Vitamin D: This is present in dairy products, cod liver oil and several species of fish including horse mackerel, swordfish, sardines, herring, mackerel and salmon.
Vitamin E: This is found in oilseeds and the oils extracted from them (olives, nuts, rapeseed, etc.).
Vitamin K: This is in green vegetables such as spinach and broccoli, vegetables oils, meat, cheese, eggs, etc.
Note: This is by no means an exhaustive list. Moreover, it should be remembered that vitamin content can vary from one food to another. It is also affected by factors such as storage, packaging and preparation.
While many foods are rich sources of vitamins, these micronutrients are extremely fragile – they can be sensitive to oxygen, light and heat. Cooking fruits and vegetables at high temperatures can, for example, significantly affect their vitamin content.
A wide range of vitamin supplements has thus been developed to ensure adequate intake and prevent or correct deficiency. Dietary supplements enable you to fully capitalise on the benefits of vitamins, for example in the case of a course of vitamin C supplements, often recommended for supporting the body’s defences at the start of autumn and winter. Nutritional supplements can also prevent or correct a deficiency. There are certain vitamins in which a shortfall is more likely. Such deficiencies are often under-diagnosed and can have multiple consequences for our health.
Given the many roles and benefits of vitamins, deficiency can result in a variety of health problems depending on the particular vitamin involved. Here are some examples:
Worth knowing: Many people have an inadequate intake of certain vitamins without necessarily realising it. Signs of vitamin deficiency can go unnoticed for quite some time or be confused with other health issues (for example, feeling tired, loss of appetite, etc) and may thus be unwittingly inciting more serious problems. Experts estimate, for example, that half the population may be lacking in vitamin D.
Whatever your supplementation objective, there are several factors that need to be taken into account to ensure you choose the right vitamin supplement. Once you’ve identified which vitamin/s you need, it’s important to look carefully at the various forms offered. Different forms of vitamins are available as nutritional supplements and they don’t all have the same properties or bioavailability – ie, they are not all absorbed by the body to the same degree.
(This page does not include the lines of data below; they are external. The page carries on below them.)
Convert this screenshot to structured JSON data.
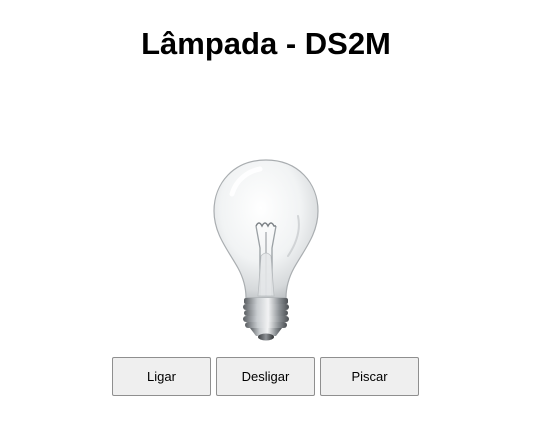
{
  "page": {
    "title": "Lâmpada - DS2M"
  },
  "bulb": {
    "icon": "light-bulb-icon",
    "state": "off"
  },
  "controls": {
    "on_label": "Ligar",
    "off_label": "Desligar",
    "blink_label": "Piscar"
  }
}
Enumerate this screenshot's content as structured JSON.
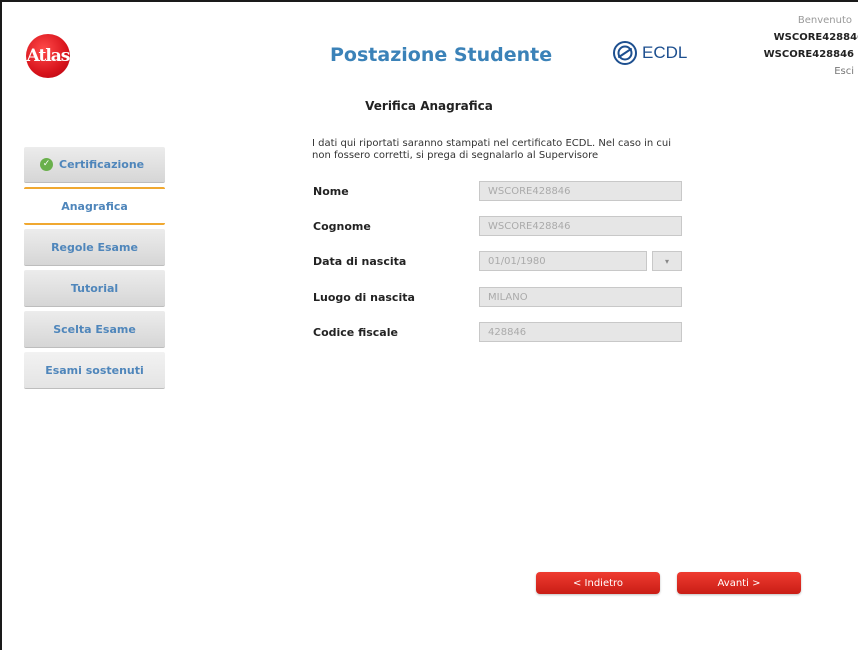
{
  "header": {
    "logo_text": "Atlas",
    "app_title": "Postazione Studente",
    "ecdl_label": "ECDL",
    "welcome": "Benvenuto",
    "user_line1": "WSCORE428846",
    "user_line2": "WSCORE428846",
    "logout": "Esci"
  },
  "section_title": "Verifica Anagrafica",
  "notice": "I dati qui riportati saranno stampati nel certificato ECDL. Nel caso in cui non fossero corretti, si prega di segnalarlo al Supervisore",
  "sidebar": {
    "items": [
      {
        "label": "Certificazione",
        "state": "completed",
        "icon": "check-icon"
      },
      {
        "label": "Anagrafica",
        "state": "active"
      },
      {
        "label": "Regole Esame",
        "state": "default"
      },
      {
        "label": "Tutorial",
        "state": "default"
      },
      {
        "label": "Scelta Esame",
        "state": "default"
      },
      {
        "label": "Esami sostenuti",
        "state": "default"
      }
    ]
  },
  "form": {
    "nome": {
      "label": "Nome",
      "value": "WSCORE428846"
    },
    "cognome": {
      "label": "Cognome",
      "value": "WSCORE428846"
    },
    "data_nascita": {
      "label": "Data di nascita",
      "value": "01/01/1980",
      "picker_icon": "chevron-down-icon"
    },
    "luogo_nascita": {
      "label": "Luogo di nascita",
      "value": "MILANO"
    },
    "codice_fiscale": {
      "label": "Codice fiscale",
      "value": "428846"
    }
  },
  "buttons": {
    "back": "< Indietro",
    "next": "Avanti >"
  },
  "colors": {
    "accent_blue": "#3b82b8",
    "button_red": "#e0281e",
    "active_step_border": "#f0a830",
    "check_green": "#6ab04c"
  }
}
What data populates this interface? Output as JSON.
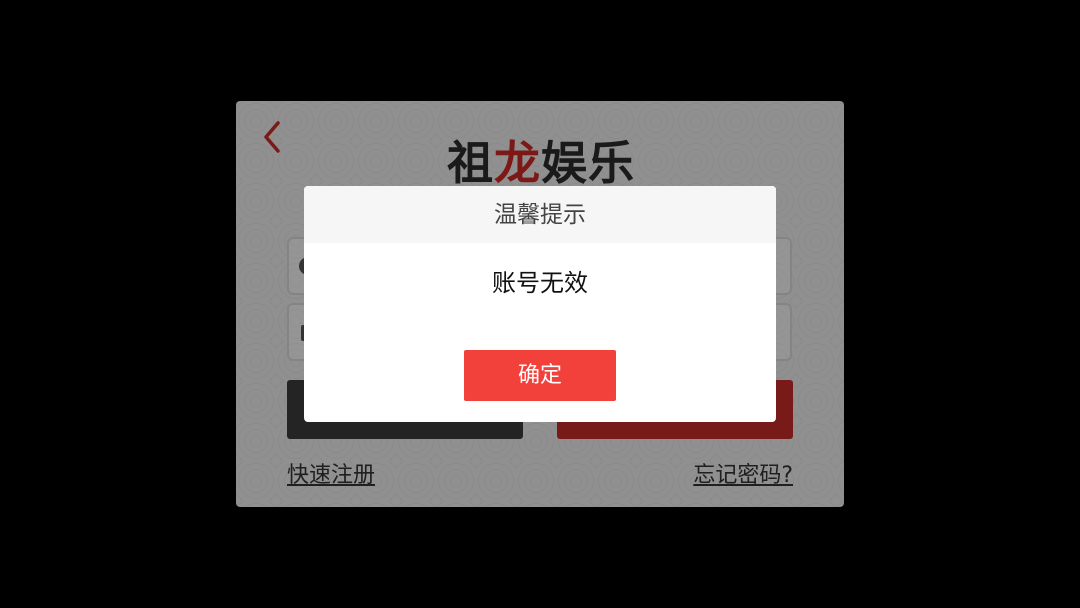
{
  "login": {
    "logo": {
      "part1": "祖",
      "part2": "龙",
      "part3": "娱乐"
    },
    "register_link": "快速注册",
    "forgot_link": "忘记密码?"
  },
  "dialog": {
    "title": "温馨提示",
    "message": "账号无效",
    "confirm_label": "确定"
  },
  "colors": {
    "accent_red": "#f2403b",
    "logo_red": "#c82824",
    "back_icon": "#c62a26"
  },
  "icons": {
    "back": "chevron-left-icon",
    "user": "user-icon",
    "lock": "lock-icon"
  }
}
Bioavailable forms include:
Worth knowing: There are now many multivitamin formulations available which combine several vitamins and minerals in a single capsule. Check out SuperSmart’s multivitamins!
According to a US study, 81% of health professionals take a multivitamin and mineral supplement. However, the sensible measures they take themselves are often ‘forgotten’ when it comes to giving advice to their patients...
Eating seasonally is the perfect way of stocking up on health-beneficial micronutrients. As long as you choose the right foods and know just how to get the most benefit from them …
Supplementing with iron, magnesium, calcium and potassium is perhaps more common than supplementing with zinc...
Today, the SuperSmart experts are focusing on chronic fatigue. Though it remains poorly understood and recognised, it’s a condition which should not be seen as untreatable. On the contrary, treating chronic fatigue today means taking up the fight! You need to identify the potential causes and eliminate them one by one.
Encompassing a wide range of medicinal plants, the Chinese pharmacopoeia offers natural remedies against many day-to-day health problems. Here we focus on five natural remedies!
Winter is the season for citrus fruits. Oranges, clementines, mandarins, lemons, grapefruit … these fruits not only provide beautiful summer colours and refreshing flavours but also a wide range of health virtues. Read on to find out more about the benefits of citrus fruits!